«Sample trademark license quality control» in pictures.
- Trademark license agreement
- E-Verify Trademark License 2012
- Trademark Licensing: Everything You Need to Know
Trademark license agreement
. Assignment. The Licensee may not assign this agreement or any of its rights or obligations under this agreement without the Licensor's prior written consent. The Licensor may assign this agreement or any of its rights or obligations under this agreement, effective upon Notice to the Licensee.
E-Verify Trademark License 2012
. Survival. Sections 69 (Confidentiality), 77 (Indemnification), and (Effect of Termination), survive the termination of this agreement.
Trademark Licensing: Everything You Need to Know
In a very few countries, trade mark licensing is not allowed at all, and so the very act of permitting someone else to use the trade mark may make any registration of the trade mark in that country liable to be revoked.
(b) the Licensee received in good faith on a non-confidential basis from a source other than the Licensor or its representatives,
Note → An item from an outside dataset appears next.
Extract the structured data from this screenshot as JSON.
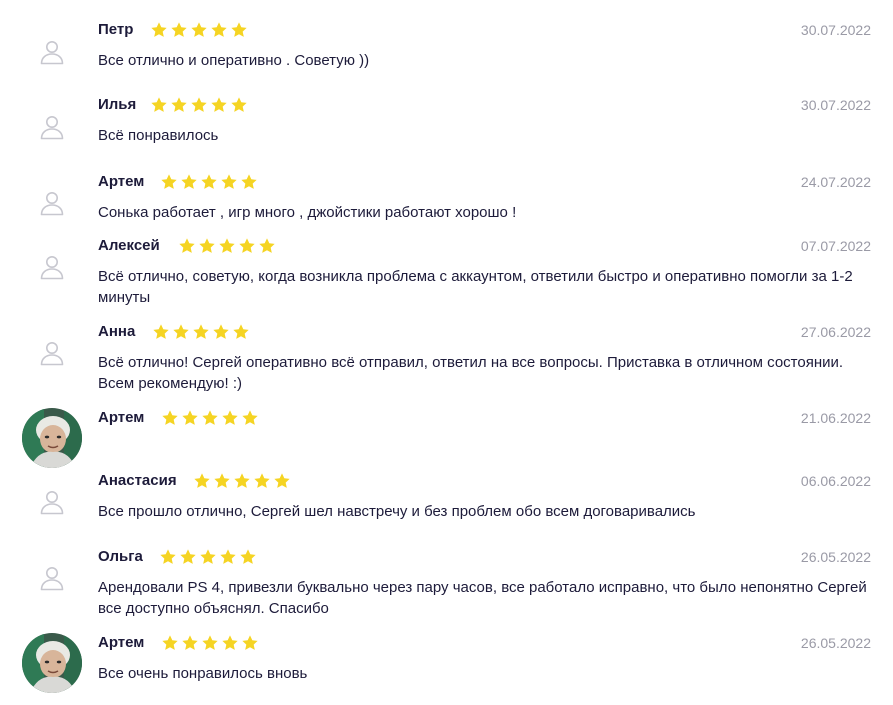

. Records Retention. The Licensee shall retain all related financial information for at least [RECORD PERIOD] following a given reporting period.
These quality control provisions may, for example, provide specifications for the goods upon which the licensee is permitted to use the trade mark, and may require the licensee to supply samples of the goods to the trade mark owner.
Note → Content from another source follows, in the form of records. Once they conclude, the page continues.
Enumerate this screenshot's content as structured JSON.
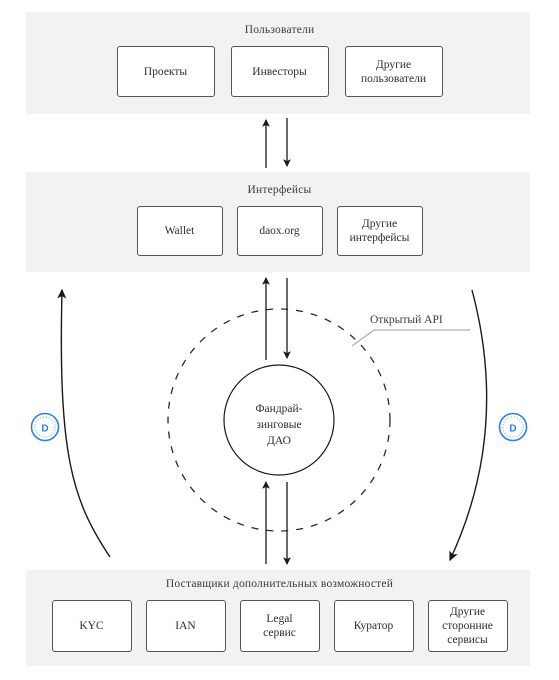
{
  "diagram": {
    "title_text_color": "#3a3a3a",
    "band_background": "#f2f2f2",
    "accent_color": "#2f7fe0",
    "bands": [
      {
        "id": "users",
        "title": "Пользователи",
        "boxes": [
          {
            "label": "Проекты"
          },
          {
            "label": "Инвесторы"
          },
          {
            "label": "Другие\nпользователи"
          }
        ]
      },
      {
        "id": "interfaces",
        "title": "Интерфейсы",
        "boxes": [
          {
            "label": "Wallet"
          },
          {
            "label": "daox.org"
          },
          {
            "label": "Другие\nинтерфейсы"
          }
        ]
      },
      {
        "id": "providers",
        "title": "Поставщики дополнительных возможностей",
        "boxes": [
          {
            "label": "KYC"
          },
          {
            "label": "IAN"
          },
          {
            "label": "Legal\nсервис"
          },
          {
            "label": "Куратор"
          },
          {
            "label": "Другие\nсторонние\nсервисы"
          }
        ]
      }
    ],
    "center": {
      "line1": "Фандрай-",
      "line2": "зинговые",
      "line3": "ДАО"
    },
    "annotation": {
      "label": "Открытый API"
    },
    "badges": {
      "left_glyph": "D",
      "right_glyph": "D"
    }
  }
}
Licensed products are items that people would pay money for. Therefore, they must meet high quality standards. Promotional materials are not held to this same standard as they're usually given away to promote a business or brand.
A trademark license is not always necessary to use another’s trademark. A trademark owner can only stop others from using its trademark in commerce. There are non-trademark uses—for example, descriptive use, nominative use, and fair use—which are not protected by trademark law anyone can use a trademark in these ways even without a license.
Trademark licensing is the process by which a registered trademark owner, called a licensor or proprietor, allows another party, called a licensee, to make and distribute specific products or services under the licensor's trademark agreement. Trademark licensing is a type of merchandise agreement.
Trademarks make it easier for consumers to quickly identify the source of a given good. Instead of reading the fine print on a can of cola, consumers can look for the Coca-Cola trademark. Instead of asking a store clerk who made a certain athletic shoe, consumers can look for particular identifying symbols, such as a swoosh or a unique pattern of stripes. By making goods easier to identify, trademarks also give manufacturers an incentive to invest in the quality of their goods. After all, if a consumer tries a can of Coca-Cola and finds the quality lacking, it will be easy for the consumer to avoid Coca-Cola in the future and instead buy another brand. Trademark law furthers these goals by regulating the proper use of trademarks.